(Records provided)

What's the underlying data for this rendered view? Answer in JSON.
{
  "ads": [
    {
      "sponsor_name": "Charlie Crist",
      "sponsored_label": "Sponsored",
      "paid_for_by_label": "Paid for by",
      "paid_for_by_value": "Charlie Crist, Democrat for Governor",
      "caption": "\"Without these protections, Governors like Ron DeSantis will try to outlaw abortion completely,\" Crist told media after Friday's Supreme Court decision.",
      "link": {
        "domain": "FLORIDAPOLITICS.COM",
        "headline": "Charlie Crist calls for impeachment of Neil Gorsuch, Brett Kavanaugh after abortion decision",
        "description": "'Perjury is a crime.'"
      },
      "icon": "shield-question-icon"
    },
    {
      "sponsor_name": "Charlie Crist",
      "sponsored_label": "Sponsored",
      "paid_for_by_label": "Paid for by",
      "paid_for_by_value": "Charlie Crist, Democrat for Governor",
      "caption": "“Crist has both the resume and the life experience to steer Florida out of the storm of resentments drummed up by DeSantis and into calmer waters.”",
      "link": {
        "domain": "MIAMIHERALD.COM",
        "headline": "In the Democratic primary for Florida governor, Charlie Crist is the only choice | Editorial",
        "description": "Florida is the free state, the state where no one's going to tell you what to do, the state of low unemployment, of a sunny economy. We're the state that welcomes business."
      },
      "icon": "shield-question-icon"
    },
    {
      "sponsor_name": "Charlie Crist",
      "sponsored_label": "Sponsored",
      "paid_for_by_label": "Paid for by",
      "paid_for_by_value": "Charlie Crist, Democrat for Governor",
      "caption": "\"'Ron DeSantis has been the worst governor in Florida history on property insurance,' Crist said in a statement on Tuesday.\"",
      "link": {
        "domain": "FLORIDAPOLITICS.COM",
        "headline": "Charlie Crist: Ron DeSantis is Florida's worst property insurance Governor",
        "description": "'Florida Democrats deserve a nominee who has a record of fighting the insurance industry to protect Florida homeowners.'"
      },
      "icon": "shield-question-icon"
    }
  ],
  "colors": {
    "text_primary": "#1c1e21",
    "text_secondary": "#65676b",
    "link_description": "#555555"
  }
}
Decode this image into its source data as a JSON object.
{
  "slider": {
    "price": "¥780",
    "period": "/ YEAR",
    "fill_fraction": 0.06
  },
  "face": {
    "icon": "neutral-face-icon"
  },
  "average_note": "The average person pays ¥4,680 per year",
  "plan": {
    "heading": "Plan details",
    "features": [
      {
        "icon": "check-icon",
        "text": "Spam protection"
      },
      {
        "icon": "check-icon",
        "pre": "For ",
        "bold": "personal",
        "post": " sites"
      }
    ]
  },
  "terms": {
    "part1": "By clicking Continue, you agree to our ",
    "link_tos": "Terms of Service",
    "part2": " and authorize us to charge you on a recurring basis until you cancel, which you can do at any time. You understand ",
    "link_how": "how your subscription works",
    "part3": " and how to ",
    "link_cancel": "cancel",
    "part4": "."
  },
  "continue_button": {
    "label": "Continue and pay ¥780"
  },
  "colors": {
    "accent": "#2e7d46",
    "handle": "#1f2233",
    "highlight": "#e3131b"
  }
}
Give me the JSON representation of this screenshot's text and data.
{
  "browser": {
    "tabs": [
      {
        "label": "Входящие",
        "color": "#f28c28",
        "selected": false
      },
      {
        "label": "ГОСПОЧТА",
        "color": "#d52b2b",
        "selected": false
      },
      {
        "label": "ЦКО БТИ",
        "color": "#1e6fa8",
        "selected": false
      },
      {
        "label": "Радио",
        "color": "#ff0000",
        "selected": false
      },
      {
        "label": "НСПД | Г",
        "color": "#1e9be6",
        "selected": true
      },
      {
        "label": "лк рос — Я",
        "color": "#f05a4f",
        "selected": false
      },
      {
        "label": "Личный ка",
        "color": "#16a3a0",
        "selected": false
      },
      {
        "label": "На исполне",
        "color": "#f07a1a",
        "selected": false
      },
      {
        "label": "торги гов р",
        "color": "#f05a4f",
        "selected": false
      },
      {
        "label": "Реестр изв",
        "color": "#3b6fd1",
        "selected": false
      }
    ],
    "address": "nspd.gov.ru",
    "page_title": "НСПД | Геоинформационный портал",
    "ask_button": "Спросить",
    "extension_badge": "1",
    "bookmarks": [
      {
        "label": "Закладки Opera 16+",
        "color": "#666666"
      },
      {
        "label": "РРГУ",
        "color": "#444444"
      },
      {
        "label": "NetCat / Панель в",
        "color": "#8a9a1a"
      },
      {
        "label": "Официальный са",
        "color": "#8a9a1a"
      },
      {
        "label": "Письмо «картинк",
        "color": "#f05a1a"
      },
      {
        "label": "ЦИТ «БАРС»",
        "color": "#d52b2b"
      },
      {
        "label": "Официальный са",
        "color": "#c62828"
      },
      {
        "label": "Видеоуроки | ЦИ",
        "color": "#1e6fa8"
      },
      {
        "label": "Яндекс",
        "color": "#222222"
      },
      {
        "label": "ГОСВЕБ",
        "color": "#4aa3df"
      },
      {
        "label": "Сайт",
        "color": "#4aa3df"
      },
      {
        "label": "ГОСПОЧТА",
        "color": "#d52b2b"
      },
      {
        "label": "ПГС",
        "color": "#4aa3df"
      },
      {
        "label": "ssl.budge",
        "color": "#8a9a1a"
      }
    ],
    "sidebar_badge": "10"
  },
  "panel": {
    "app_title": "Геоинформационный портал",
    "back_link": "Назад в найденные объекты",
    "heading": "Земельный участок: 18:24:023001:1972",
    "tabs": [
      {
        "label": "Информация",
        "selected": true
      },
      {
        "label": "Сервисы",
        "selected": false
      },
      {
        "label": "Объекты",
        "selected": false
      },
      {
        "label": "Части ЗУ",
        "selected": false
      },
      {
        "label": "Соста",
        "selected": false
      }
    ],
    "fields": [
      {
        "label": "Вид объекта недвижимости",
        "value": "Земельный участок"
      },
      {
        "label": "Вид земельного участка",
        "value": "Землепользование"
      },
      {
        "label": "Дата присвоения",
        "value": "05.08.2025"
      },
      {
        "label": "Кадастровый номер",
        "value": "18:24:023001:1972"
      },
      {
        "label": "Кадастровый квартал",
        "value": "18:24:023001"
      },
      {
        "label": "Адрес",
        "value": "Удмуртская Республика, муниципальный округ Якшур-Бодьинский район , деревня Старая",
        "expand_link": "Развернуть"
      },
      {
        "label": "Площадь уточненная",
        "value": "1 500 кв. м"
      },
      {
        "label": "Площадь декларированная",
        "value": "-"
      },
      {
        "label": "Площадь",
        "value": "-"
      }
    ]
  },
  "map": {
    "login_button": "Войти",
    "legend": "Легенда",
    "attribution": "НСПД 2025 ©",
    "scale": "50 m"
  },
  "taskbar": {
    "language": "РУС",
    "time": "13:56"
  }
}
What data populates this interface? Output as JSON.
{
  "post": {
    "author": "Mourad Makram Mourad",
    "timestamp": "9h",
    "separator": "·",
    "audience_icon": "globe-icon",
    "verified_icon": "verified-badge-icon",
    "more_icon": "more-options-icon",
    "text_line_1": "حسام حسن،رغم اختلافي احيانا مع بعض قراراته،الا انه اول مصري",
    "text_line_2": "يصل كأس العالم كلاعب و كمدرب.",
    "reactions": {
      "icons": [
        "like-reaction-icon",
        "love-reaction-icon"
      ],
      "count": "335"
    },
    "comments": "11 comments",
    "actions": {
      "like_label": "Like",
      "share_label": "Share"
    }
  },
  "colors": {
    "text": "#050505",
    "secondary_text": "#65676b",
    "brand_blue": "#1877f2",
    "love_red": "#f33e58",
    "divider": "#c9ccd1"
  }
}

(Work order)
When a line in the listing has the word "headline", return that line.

(Answer box)
        "headline": "Charlie Crist calls for impeachment of Neil Gorsuch, Brett Kavanaugh after abortion decision",
        "headline": "In the Democratic primary for Florida governor, Charlie Crist is the only choice | Editorial",
        "headline": "Charlie Crist: Ron DeSantis is Florida's worst property insurance Governor",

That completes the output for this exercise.